Task instructions: Find the word "JSON" in the listing, and copy out each line where it turns up.

Records supplied:
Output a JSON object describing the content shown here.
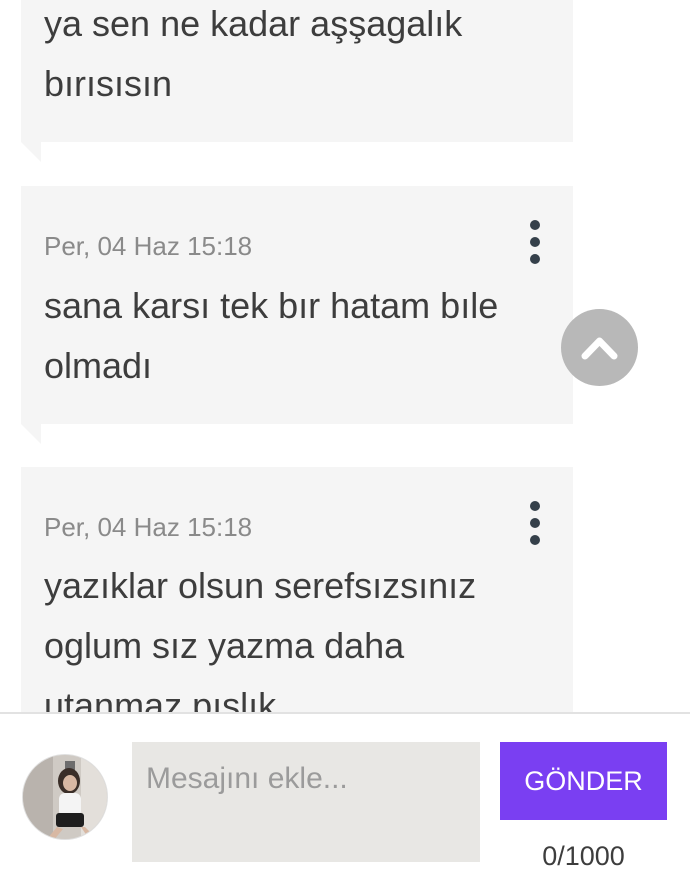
{
  "messages": [
    {
      "timestamp": "",
      "lines": [
        "ya sen ne kadar aşşagalık",
        "bırısısın"
      ]
    },
    {
      "timestamp": "Per, 04 Haz 15:18",
      "lines": [
        "sana karsı tek bır hatam bıle",
        "olmadı"
      ]
    },
    {
      "timestamp": "Per, 04 Haz 15:18",
      "lines": [
        "yazıklar olsun serefsızsınız",
        "oglum sız yazma daha",
        "utanmaz pıslık"
      ]
    }
  ],
  "icons": {
    "more": "vertical-dots-icon",
    "scroll_top": "chevron-up-icon"
  },
  "composer": {
    "placeholder": "Mesajını ekle...",
    "value": "",
    "send_label": "GÖNDER",
    "char_count": "0/1000"
  },
  "colors": {
    "bubble": "#f5f5f5",
    "accent": "#7a3ff2",
    "input_bg": "#e8e7e4",
    "scroll_button": "#b8b8b8"
  }
}
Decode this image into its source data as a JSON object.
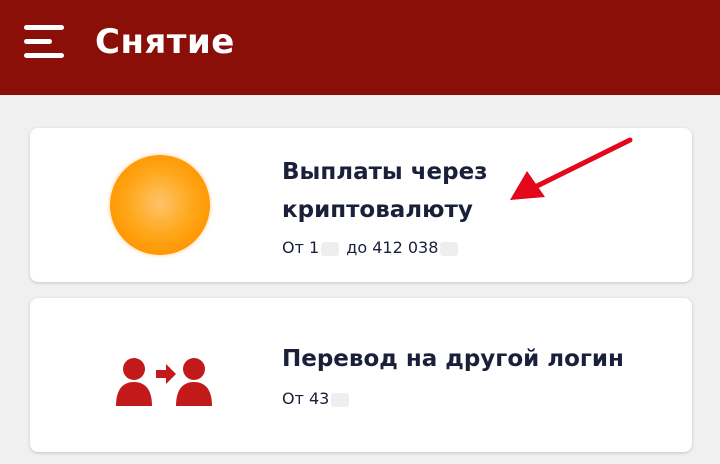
{
  "header": {
    "title": "Снятие",
    "menu_icon": "hamburger-icon",
    "background_color": "#8a0f08"
  },
  "options": [
    {
      "icon": "crypto-coin-icon",
      "title": "Выплаты через криптовалюту",
      "limit_from_label": "От 1",
      "limit_to_label": "до 412 038"
    },
    {
      "icon": "user-transfer-icon",
      "title": "Перевод на другой логин",
      "limit_from_label": "От 43"
    }
  ],
  "annotation": {
    "icon": "red-arrow-icon",
    "color": "#e3071b"
  }
}
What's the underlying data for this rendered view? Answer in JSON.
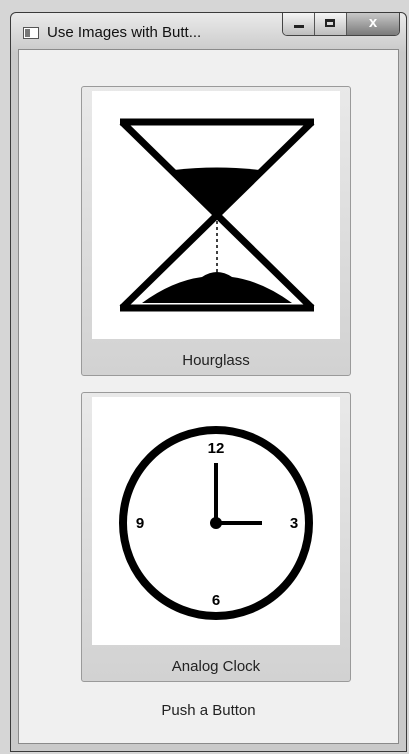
{
  "window": {
    "title": "Use Images with Butt...",
    "close_glyph": "x"
  },
  "buttons": [
    {
      "label": "Hourglass",
      "icon": "hourglass-icon"
    },
    {
      "label": "Analog Clock",
      "icon": "analog-clock-icon"
    }
  ],
  "clock_face": {
    "n12": "12",
    "n3": "3",
    "n6": "6",
    "n9": "9"
  },
  "status": "Push a Button"
}
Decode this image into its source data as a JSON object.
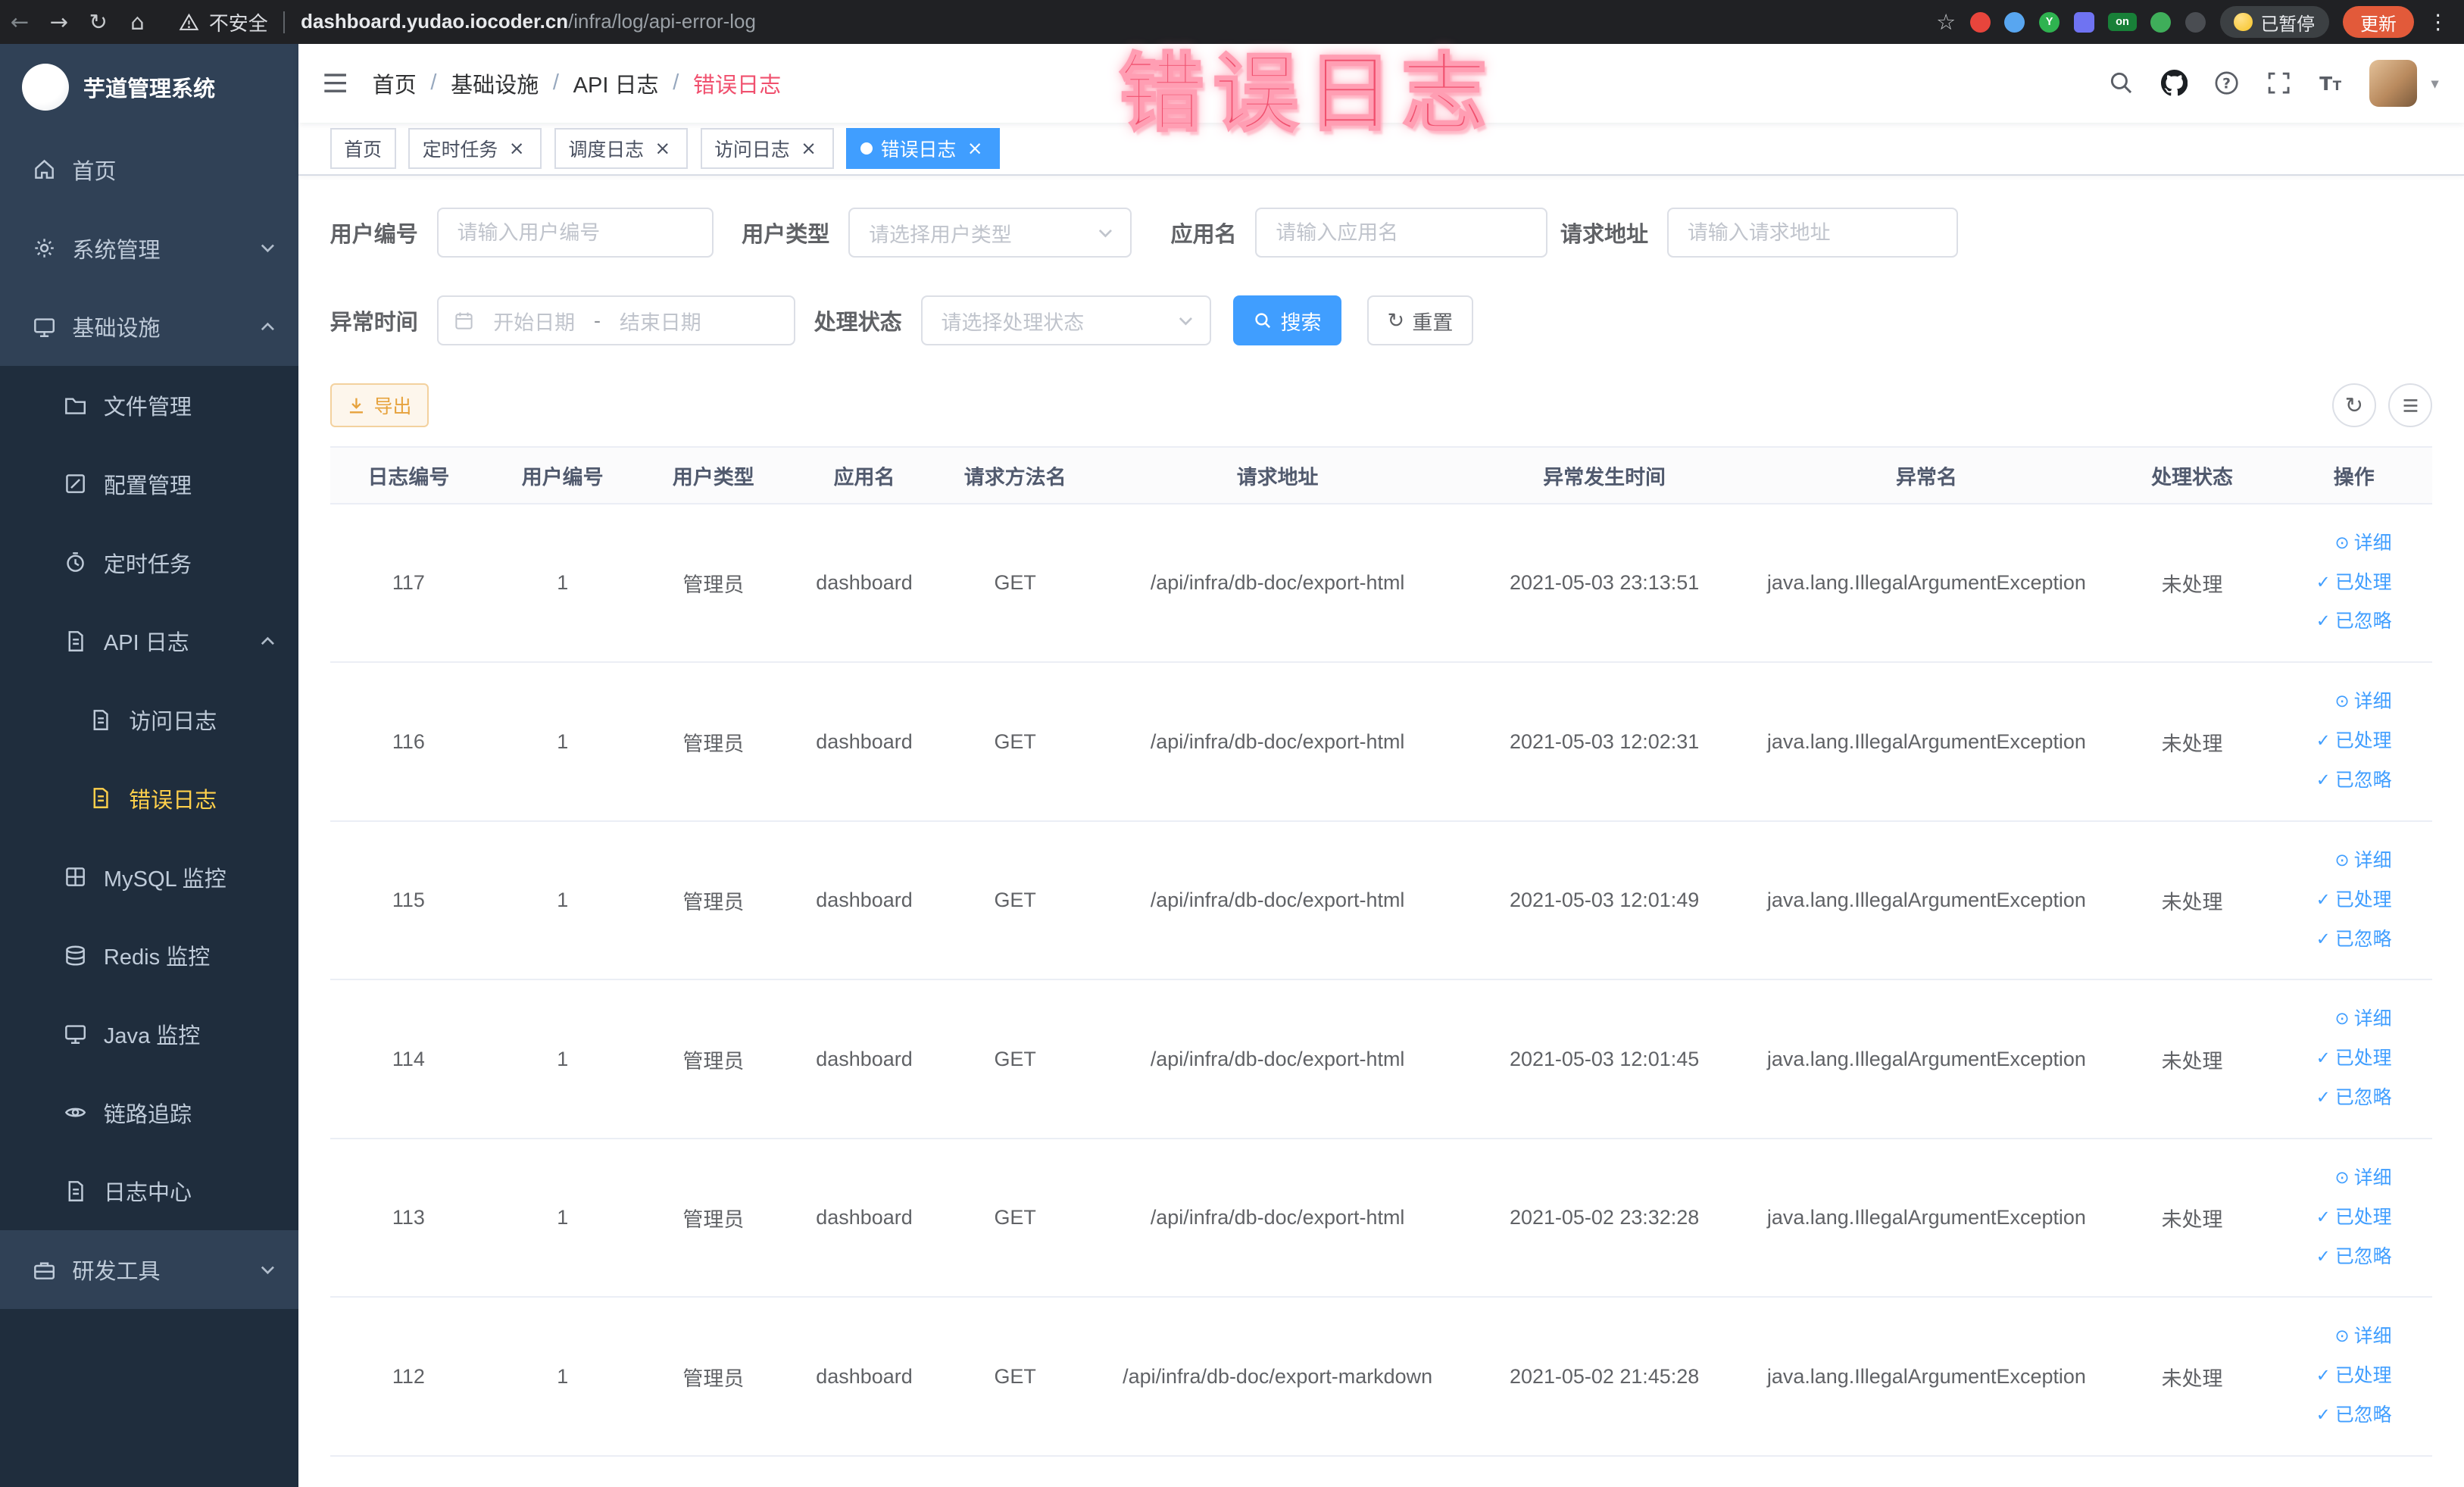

Result for this exercise:
Output a JSON object describing the content shown here.
Decode this image into its source data as a JSON object.
What's the underlying data for this rendered view? Answer in JSON.
Decode this image into its source data as a JSON object.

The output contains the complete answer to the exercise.